- _Exercise aim_
Return every line of the data below that includes the string "base".

(Records from a dataset)
=== Section Start ===

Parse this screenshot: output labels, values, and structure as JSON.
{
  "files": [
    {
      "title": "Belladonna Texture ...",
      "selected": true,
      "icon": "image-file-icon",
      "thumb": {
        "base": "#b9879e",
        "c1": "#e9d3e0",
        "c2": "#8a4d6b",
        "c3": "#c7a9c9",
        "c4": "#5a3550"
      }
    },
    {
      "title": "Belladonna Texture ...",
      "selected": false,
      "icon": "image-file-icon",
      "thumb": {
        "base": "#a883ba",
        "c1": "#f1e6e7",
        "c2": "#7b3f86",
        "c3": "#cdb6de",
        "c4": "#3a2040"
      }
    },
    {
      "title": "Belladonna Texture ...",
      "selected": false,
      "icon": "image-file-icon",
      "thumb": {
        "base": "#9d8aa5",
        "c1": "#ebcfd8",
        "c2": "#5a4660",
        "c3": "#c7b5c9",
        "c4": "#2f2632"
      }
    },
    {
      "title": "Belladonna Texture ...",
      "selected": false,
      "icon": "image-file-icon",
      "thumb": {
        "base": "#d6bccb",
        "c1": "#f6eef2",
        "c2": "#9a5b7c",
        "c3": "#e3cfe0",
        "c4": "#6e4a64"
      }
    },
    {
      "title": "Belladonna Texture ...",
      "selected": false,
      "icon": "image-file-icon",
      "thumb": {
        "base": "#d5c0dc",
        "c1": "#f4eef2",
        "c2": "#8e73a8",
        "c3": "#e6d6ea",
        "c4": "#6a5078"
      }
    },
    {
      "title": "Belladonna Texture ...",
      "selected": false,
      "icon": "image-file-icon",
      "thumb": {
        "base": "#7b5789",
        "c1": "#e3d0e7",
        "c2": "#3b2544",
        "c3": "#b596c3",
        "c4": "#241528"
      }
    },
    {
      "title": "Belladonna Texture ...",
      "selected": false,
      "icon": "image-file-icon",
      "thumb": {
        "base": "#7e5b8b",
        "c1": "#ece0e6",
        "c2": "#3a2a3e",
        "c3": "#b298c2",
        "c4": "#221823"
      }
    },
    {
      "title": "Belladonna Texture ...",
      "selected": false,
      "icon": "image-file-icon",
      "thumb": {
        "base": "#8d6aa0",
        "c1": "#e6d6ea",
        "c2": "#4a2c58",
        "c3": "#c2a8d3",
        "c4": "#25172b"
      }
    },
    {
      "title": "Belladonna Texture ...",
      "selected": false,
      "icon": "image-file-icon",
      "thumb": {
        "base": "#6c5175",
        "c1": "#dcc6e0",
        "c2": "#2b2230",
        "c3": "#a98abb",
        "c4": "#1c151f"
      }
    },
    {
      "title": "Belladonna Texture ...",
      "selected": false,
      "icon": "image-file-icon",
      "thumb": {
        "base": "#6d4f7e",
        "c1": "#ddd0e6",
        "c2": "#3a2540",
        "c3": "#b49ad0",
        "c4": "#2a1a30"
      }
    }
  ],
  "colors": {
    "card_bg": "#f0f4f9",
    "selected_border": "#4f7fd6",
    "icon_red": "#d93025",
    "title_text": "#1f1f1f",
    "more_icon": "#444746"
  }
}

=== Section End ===
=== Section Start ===

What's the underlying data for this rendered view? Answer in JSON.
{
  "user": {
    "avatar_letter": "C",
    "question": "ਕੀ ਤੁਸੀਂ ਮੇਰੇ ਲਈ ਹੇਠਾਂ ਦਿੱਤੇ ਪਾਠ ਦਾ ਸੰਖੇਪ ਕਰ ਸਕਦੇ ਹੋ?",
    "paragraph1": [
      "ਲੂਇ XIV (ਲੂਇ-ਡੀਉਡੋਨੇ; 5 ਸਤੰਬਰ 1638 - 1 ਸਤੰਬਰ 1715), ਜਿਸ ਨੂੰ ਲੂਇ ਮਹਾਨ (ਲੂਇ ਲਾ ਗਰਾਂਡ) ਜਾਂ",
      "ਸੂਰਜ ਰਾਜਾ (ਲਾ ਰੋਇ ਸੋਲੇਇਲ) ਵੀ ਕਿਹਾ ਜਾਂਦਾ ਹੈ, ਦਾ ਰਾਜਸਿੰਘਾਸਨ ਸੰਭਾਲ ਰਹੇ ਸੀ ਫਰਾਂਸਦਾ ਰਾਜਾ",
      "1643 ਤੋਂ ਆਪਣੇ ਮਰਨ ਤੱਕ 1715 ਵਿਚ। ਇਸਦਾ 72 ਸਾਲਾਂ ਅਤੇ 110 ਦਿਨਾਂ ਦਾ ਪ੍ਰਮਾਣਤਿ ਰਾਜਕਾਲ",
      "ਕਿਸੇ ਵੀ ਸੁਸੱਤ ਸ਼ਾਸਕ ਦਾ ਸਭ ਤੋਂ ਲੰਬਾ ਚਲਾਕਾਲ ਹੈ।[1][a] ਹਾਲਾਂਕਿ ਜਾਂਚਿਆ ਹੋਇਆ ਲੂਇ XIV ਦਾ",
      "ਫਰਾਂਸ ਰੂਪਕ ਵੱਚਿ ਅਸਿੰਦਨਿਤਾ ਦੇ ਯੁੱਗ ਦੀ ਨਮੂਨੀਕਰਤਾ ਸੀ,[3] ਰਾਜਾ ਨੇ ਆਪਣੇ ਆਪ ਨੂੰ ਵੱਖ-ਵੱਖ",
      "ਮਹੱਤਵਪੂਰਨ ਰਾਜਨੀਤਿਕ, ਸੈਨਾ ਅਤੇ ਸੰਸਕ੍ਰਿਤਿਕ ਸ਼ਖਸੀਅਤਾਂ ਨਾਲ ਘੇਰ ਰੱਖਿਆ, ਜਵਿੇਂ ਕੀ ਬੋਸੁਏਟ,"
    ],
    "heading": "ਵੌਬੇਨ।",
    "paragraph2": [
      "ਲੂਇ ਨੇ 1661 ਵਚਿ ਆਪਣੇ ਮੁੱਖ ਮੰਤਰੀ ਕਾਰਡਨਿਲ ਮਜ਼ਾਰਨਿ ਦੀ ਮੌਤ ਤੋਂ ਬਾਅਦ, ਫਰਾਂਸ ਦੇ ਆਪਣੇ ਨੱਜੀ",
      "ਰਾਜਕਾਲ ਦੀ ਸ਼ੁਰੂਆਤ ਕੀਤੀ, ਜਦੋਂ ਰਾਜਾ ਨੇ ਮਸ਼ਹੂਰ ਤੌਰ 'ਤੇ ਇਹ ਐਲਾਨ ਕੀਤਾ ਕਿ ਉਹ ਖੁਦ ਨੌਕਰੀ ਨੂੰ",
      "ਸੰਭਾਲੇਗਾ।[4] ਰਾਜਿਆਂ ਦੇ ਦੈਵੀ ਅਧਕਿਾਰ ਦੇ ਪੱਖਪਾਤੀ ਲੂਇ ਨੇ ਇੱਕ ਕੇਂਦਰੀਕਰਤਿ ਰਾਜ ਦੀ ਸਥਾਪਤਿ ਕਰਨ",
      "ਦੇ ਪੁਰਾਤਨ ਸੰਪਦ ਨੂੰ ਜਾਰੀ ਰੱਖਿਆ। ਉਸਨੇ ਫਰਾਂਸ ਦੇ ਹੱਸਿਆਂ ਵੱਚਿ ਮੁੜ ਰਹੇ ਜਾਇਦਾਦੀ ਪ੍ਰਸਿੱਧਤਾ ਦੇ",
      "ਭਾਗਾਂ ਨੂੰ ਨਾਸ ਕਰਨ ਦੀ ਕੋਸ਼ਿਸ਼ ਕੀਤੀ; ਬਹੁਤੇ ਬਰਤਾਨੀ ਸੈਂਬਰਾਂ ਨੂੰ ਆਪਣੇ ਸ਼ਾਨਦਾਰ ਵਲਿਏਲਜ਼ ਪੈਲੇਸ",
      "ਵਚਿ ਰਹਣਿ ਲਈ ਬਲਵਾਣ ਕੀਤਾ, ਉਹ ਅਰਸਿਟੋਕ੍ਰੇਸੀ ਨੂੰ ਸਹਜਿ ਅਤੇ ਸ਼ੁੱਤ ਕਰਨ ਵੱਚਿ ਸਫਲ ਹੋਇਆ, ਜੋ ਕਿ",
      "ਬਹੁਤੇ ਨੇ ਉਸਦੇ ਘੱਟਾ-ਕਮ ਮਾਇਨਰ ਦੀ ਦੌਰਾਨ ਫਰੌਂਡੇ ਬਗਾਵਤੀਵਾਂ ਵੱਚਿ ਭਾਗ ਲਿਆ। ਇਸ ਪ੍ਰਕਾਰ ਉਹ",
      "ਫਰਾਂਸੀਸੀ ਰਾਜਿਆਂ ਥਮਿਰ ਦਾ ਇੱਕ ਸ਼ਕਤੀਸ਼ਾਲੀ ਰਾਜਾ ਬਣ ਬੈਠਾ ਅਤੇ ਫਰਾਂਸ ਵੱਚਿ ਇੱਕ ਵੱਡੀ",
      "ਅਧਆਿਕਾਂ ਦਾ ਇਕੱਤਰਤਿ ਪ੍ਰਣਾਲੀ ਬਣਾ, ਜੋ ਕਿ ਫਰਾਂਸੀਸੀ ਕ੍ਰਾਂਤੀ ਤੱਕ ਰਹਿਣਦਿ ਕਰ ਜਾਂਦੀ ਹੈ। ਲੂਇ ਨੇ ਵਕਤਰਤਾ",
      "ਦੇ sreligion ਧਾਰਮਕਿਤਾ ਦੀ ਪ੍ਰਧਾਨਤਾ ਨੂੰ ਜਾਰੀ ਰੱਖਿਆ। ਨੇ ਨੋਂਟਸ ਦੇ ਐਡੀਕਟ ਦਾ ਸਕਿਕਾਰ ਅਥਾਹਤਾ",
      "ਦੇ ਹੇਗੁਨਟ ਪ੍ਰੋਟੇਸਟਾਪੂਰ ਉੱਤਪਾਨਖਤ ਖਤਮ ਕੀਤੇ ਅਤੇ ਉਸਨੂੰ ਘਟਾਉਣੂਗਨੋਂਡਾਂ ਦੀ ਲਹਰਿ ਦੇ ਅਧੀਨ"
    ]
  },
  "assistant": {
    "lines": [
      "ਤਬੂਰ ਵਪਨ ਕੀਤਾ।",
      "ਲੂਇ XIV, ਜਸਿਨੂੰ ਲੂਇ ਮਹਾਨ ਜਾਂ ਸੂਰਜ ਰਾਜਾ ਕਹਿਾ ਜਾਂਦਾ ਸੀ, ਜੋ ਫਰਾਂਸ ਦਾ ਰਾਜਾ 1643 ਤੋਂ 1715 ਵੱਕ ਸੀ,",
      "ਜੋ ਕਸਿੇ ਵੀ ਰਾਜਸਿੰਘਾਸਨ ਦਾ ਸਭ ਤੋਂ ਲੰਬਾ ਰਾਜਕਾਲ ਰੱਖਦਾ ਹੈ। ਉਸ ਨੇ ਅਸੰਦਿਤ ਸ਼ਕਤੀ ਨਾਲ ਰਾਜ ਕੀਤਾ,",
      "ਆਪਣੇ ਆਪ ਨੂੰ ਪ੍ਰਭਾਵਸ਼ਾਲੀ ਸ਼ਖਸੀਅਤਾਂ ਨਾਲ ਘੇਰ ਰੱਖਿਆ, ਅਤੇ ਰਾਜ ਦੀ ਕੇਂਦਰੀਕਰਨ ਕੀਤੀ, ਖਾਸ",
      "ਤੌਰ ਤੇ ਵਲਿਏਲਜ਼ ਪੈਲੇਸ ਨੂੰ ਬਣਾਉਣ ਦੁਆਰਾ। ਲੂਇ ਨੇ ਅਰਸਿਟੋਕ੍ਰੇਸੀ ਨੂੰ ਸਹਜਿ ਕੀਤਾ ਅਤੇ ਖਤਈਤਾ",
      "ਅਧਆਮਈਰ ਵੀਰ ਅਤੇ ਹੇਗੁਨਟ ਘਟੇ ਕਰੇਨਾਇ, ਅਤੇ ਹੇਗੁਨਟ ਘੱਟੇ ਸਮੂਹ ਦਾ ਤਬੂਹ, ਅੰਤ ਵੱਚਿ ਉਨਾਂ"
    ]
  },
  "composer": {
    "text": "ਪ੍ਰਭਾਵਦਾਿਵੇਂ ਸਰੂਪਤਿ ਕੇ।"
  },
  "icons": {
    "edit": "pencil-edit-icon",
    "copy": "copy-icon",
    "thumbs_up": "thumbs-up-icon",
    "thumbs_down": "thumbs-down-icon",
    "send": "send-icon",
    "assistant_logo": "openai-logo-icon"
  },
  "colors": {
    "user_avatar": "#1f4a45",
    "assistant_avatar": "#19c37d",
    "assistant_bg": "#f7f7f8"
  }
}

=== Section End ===

- _The answer_
        "base": "#b9879e",
        "base": "#a883ba",
        "base": "#9d8aa5",
        "base": "#d6bccb",
        "base": "#d5c0dc",
        "base": "#7b5789",
        "base": "#7e5b8b",
        "base": "#8d6aa0",
        "base": "#6c5175",
        "base": "#6d4f7e",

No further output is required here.